St Peter is one of twelve medieval
churches in Ipswich town centre, and was built in Romanesque style as
the church of
the Augustinian Black Canons of the Priory
of St Peter and St Paul. The
existing aisles were added in 1400 and the west tower in 1470. Cardinal
Thomas Wolsey confiscated and refurbished the church in 1528 to serve
as the chapel of
his short-lived Cardinal College of St Mary.
Ten years later, through the good offices of Thomas Cromwell, St
Peter became an ordinary parish church, returned to its congregation.
Strange to think that,
if Wolsey hadn't poured so much of his money into Oxford University and
if he hadn't fallen out with Henry VIII, this area could now be the
centre of a large public school designed to feed students to Oxford
'watergate' to what would have been the College - the Wolsey Gate in
College Street next to the church - features (partly) in our
photographs of the disappearing 'Burtons'
sign. As one of the most important historic buildings in Ipswich, it's
easy to miss the flushwork (knapped flint and stone) lettering flanking
the west door gateway (see note 1.
the crowned initial 'P' either side of the College Street entrance (see
note 2. below). A
lottery grant in 2006 enabled restoration of the run-down church as 'St
Peters's on the the Waterfront': a
for the Ipswich Hospital Band and an excellent performance venue.
Wolsey's Gate is only a few yards down
College Street from here.
See our page on Public clocks in Ipswich for a 2018 view of the
tower and its clock.
Ipswich's resident expert on all things architecturally ecclesiastical,
Simon Knott opines:
1. "These are both examples of the so-called 'sacred monogram', the
letters 'IHC', the first three letters of the Greek word
IHCOYC. The bar across the top shows that it is an abbreviation (and,
incidentally, forms a cross). It is more usually found in its Latin
form IHS, although the Greek form was popular among 19th century church
restorers because Greek was considered less 'popish' than Latin.
The monograms may date from George Gilbert Scott's restoration of 1878
- but in fact I think that they are probably later, perhaps 1890s.
Having them on the gates would have been considered quite demonstrative
in the 1870s."
2. "...I recall that it is a monogram of SP for Sanctus Petrus, the
Holy Rock, that is to say Saint Peter, a 19th century restoration of
what may, or may not, have been there before..."
Thanks to Simon.
Inside the church: Ledger slabs
This website doesn't usually tiptoe into the realm of the inscriptions
within churches, but a meeting with Roger and Stella Wolfe, long-time
members of The Ipswich Society, drew our attention to the importance of
the collection of large floor stone memorials within St Peter.
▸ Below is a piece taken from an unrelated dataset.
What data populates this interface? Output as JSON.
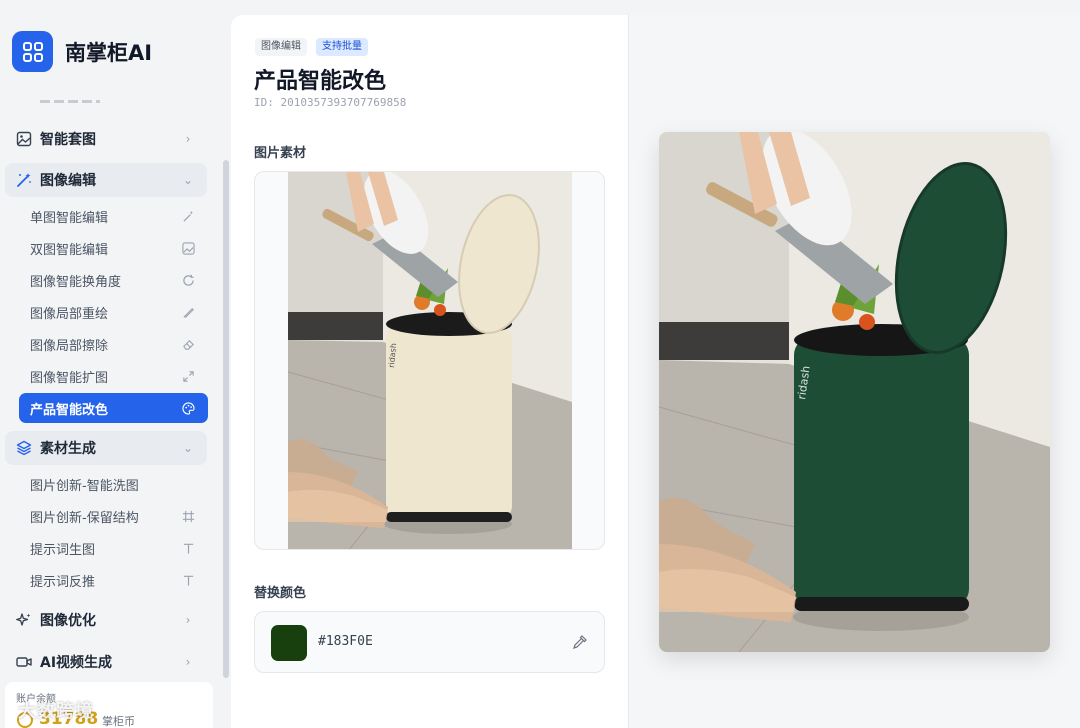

We are
most grateful to Roger and Roy Tricker for unearthing the
transcriptions and are pleased to include a PDF of The Ledger
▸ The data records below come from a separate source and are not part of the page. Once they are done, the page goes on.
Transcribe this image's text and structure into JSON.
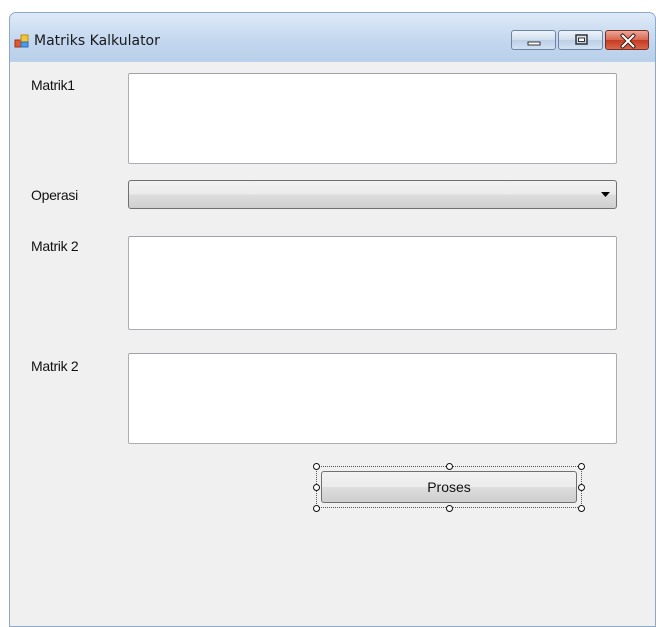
{
  "window": {
    "title": "Matriks Kalkulator",
    "icon": "winforms-form-icon",
    "caption_buttons": [
      "minimize-icon",
      "maximize-icon",
      "close-icon"
    ]
  },
  "form": {
    "label_matrix1": "Matrik1",
    "label_operation": "Operasi",
    "label_matrix2": "Matrik 2",
    "label_result": "Matrik 2",
    "matrix1_value": "",
    "operation_selected": "",
    "matrix2_value": "",
    "result_value": "",
    "process_button": "Proses"
  },
  "colors": {
    "client_background": "#f0f0f0",
    "titlebar": "#c4d8ef",
    "close_button": "#c43b21"
  }
}
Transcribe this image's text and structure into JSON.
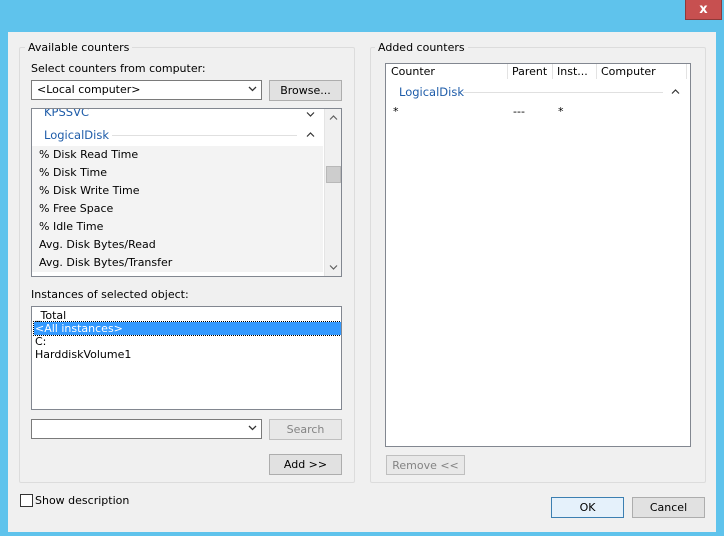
{
  "window": {
    "close_glyph": "x"
  },
  "available": {
    "legend": "Available counters",
    "computer_label": "Select counters from computer:",
    "computer_value": "<Local computer>",
    "browse_label": "Browse...",
    "objects_partial": "KPSSVC",
    "group_header": "LogicalDisk",
    "counters": [
      "% Disk Read Time",
      "% Disk Time",
      "% Disk Write Time",
      "% Free Space",
      "% Idle Time",
      "Avg. Disk Bytes/Read",
      "Avg. Disk Bytes/Transfer"
    ],
    "instances_label": "Instances of selected object:",
    "instances": [
      "_Total",
      "<All instances>",
      "C:",
      "HarddiskVolume1"
    ],
    "selected_instance": "<All instances>",
    "search_value": "",
    "search_label": "Search",
    "add_label": "Add >>"
  },
  "added": {
    "legend": "Added counters",
    "columns": [
      "Counter",
      "Parent",
      "Inst...",
      "Computer"
    ],
    "group_header": "LogicalDisk",
    "rows": [
      {
        "counter": "*",
        "parent": "---",
        "instance": "*",
        "computer": ""
      }
    ],
    "remove_label": "Remove <<"
  },
  "footer": {
    "show_description_label": "Show description",
    "show_description_checked": false,
    "ok_label": "OK",
    "cancel_label": "Cancel"
  },
  "icons": [
    "close-icon",
    "chevron-down-icon",
    "chevron-up-icon",
    "collapse-icon"
  ],
  "colors": {
    "titlebar": "#5fc3ec",
    "close": "#c75050",
    "selection": "#3399ff",
    "group_header": "#1e5ca9"
  }
}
slabs of St Peter document and these two photographs to give a
flavour of the carved lettering.
courtesy Roger Wolfe
[UPDATE 24.6.2021: Jill
Freestone informs us that the ledger stone leaflet is still in print
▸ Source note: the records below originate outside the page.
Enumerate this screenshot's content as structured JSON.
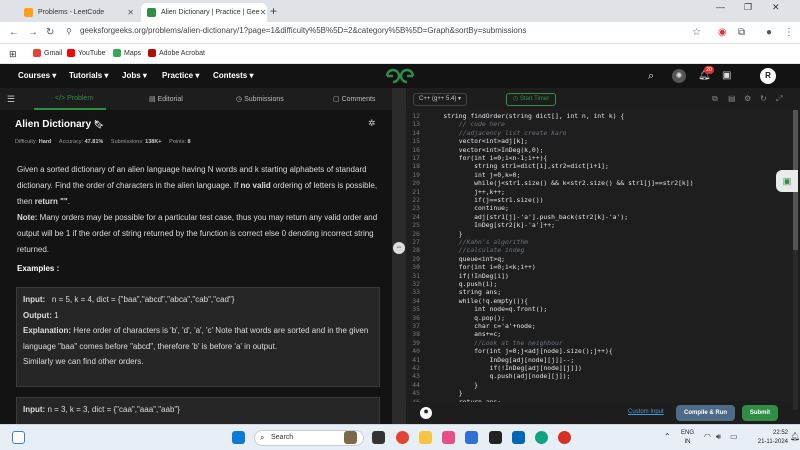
{
  "browser": {
    "tabs": [
      {
        "label": "Problems - LeetCode"
      },
      {
        "label": "Alien Dictionary | Practice | Gee"
      }
    ],
    "url": "geeksforgeeks.org/problems/alien-dictionary/1?page=1&difficulty%5B%5D=2&category%5B%5D=Graph&sortBy=submissions",
    "bookmarks": [
      {
        "label": "Gmail",
        "color": "#ea4335"
      },
      {
        "label": "YouTube",
        "color": "#ff0000"
      },
      {
        "label": "Maps",
        "color": "#34a853"
      },
      {
        "label": "Adobe Acrobat",
        "color": "#b30b00"
      }
    ]
  },
  "gfg_nav": {
    "items": [
      "Courses",
      "Tutorials",
      "Jobs",
      "Practice",
      "Contests"
    ],
    "notification_count": "20",
    "avatar": "R"
  },
  "problem_tabs": [
    "Problem",
    "Editorial",
    "Submissions",
    "Comments"
  ],
  "problem": {
    "title": "Alien Dictionary",
    "difficulty_label": "Difficulty:",
    "difficulty": "Hard",
    "accuracy_label": "Accuracy:",
    "accuracy": "47.81%",
    "submissions_label": "Submissions:",
    "submissions": "138K+",
    "points_label": "Points:",
    "points": "8",
    "desc_1": "Given a sorted dictionary of an alien language having N words and k starting alphabets of standard dictionary. Find the order of characters in the alien language. If ",
    "desc_bold1": "no valid",
    "desc_2": " ordering of letters is possible, then ",
    "desc_bold2": "return \"\"",
    "desc_3": ".",
    "note_label": "Note:",
    "note": " Many orders may be possible for a particular test case, thus you may return any valid order and output will be 1 if the order of string returned by the function is correct else 0 denoting incorrect string returned.",
    "examples_heading": "Examples :",
    "example1": {
      "input_label": "Input:",
      "input": "n = 5, k = 4, dict = {\"baa\",\"abcd\",\"abca\",\"cab\",\"cad\"}",
      "output_label": "Output:",
      "output": "1",
      "explanation_label": "Explanation:",
      "explanation": "Here order of characters is 'b', 'd', 'a', 'c' Note that words are sorted and in the given language \"baa\" comes before \"abcd\", therefore 'b' is before 'a' in output.",
      "extra": "Similarly we can find other orders."
    },
    "example2": {
      "input_label": "Input:",
      "input": "n = 3, k = 3, dict = {\"caa\",\"aaa\",\"aab\"}"
    }
  },
  "editor": {
    "language": "C++ (g++ 5.4)",
    "start_timer": "Start Timer",
    "lines": [
      {
        "n": "12",
        "t": "    string findOrder(string dict[], int n, int k) {",
        "c": ""
      },
      {
        "n": "13",
        "t": "        // code here",
        "c": "cm"
      },
      {
        "n": "14",
        "t": "        //adjacency list create karo",
        "c": "cm"
      },
      {
        "n": "15",
        "t": "        vector<int>adj[k];",
        "c": ""
      },
      {
        "n": "16",
        "t": "        vector<int>InDeg(k,0);",
        "c": ""
      },
      {
        "n": "17",
        "t": "        for(int i=0;i<n-1;i++){",
        "c": ""
      },
      {
        "n": "18",
        "t": "            string str1=dict[i],str2=dict[i+1];",
        "c": ""
      },
      {
        "n": "19",
        "t": "            int j=0,k=0;",
        "c": ""
      },
      {
        "n": "20",
        "t": "            while(j<str1.size() && k<str2.size() && str1[j]==str2[k])",
        "c": ""
      },
      {
        "n": "21",
        "t": "            j++,k++;",
        "c": ""
      },
      {
        "n": "22",
        "t": "            if(j==str1.size())",
        "c": ""
      },
      {
        "n": "23",
        "t": "            continue;",
        "c": ""
      },
      {
        "n": "24",
        "t": "            adj[str1[j]-'a'].push_back(str2[k]-'a');",
        "c": ""
      },
      {
        "n": "25",
        "t": "            InDeg[str2[k]-'a']++;",
        "c": ""
      },
      {
        "n": "26",
        "t": "        }",
        "c": ""
      },
      {
        "n": "27",
        "t": "        //Kahn's algorithm",
        "c": "cm"
      },
      {
        "n": "28",
        "t": "        //calculate indeg",
        "c": "cm"
      },
      {
        "n": "29",
        "t": "        queue<int>q;",
        "c": ""
      },
      {
        "n": "30",
        "t": "        for(int i=0;i<k;i++)",
        "c": ""
      },
      {
        "n": "31",
        "t": "        if(!InDeg[i])",
        "c": ""
      },
      {
        "n": "32",
        "t": "        q.push(i);",
        "c": ""
      },
      {
        "n": "33",
        "t": "        string ans;",
        "c": ""
      },
      {
        "n": "34",
        "t": "        while(!q.empty()){",
        "c": ""
      },
      {
        "n": "35",
        "t": "            int node=q.front();",
        "c": ""
      },
      {
        "n": "36",
        "t": "            q.pop();",
        "c": ""
      },
      {
        "n": "37",
        "t": "            char c='a'+node;",
        "c": ""
      },
      {
        "n": "38",
        "t": "            ans+=c;",
        "c": ""
      },
      {
        "n": "39",
        "t": "            //Look at the neighbour",
        "c": "cm"
      },
      {
        "n": "40",
        "t": "            for(int j=0;j<adj[node].size();j++){",
        "c": ""
      },
      {
        "n": "41",
        "t": "                InDeg[adj[node][j]]--;",
        "c": ""
      },
      {
        "n": "42",
        "t": "                if(!InDeg[adj[node][j]])",
        "c": ""
      },
      {
        "n": "43",
        "t": "                q.push(adj[node][j]);",
        "c": ""
      },
      {
        "n": "44",
        "t": "            }",
        "c": ""
      },
      {
        "n": "45",
        "t": "        }",
        "c": ""
      },
      {
        "n": "46",
        "t": "        return ans;",
        "c": ""
      }
    ],
    "custom_input": "Custom Input",
    "compile_run": "Compile & Run",
    "submit": "Submit"
  },
  "taskbar": {
    "search": "Search",
    "lang_top": "ENG",
    "lang_bottom": "IN",
    "time": "22:52",
    "date": "21-11-2024"
  }
}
and available to visitors to the church so, pandemic permitting, the
public should be able to pick up a copy.]
[UPDATE: 25.6.2021: 'Lovely to
get your email and your informative page. When researching the church
guide, I scoured newspaper reports and parish documents to trace Scott
Jr's restoration, which took place in three phases. The first, in 1874,
was the rebuilding of the south porch. The second, in 1877, was far
more intense, and definitely involved the south gates and their
flanking flushwork 'P' panels. The report however stated that the
western gates and their surrounding flintwork, although planned, were
still to be erected. Maybe this was during the third phase, in 1879-80
or, as you suggest later, although I didn't trace any mention of them
in later developments at the church. I do agree that this workmanship
is rather adventurous, particularly in a church which had an
unashamedly Evangelical tradition! Roy Tricker.']
St Peter's Hall, which we assume is the
Victorian red brick hall related to the church, is sited in St Peter's
Street. And if you ever wondered where St
Peter's Vicarage was, until c.1925 it was to be found in Over
Stoke. Note also the Vernon Street
Mission Room which started life as an extension of St Peter.
For an aerial view of the area see our Trinity
House buoy page.
See our Links page for Simon's famous Suffolk
Please email any comments and contributions by clicking here.
throughout the Ipswich
Historic Lettering site: Borin Van Loon
No reproduction of text or images without express written permission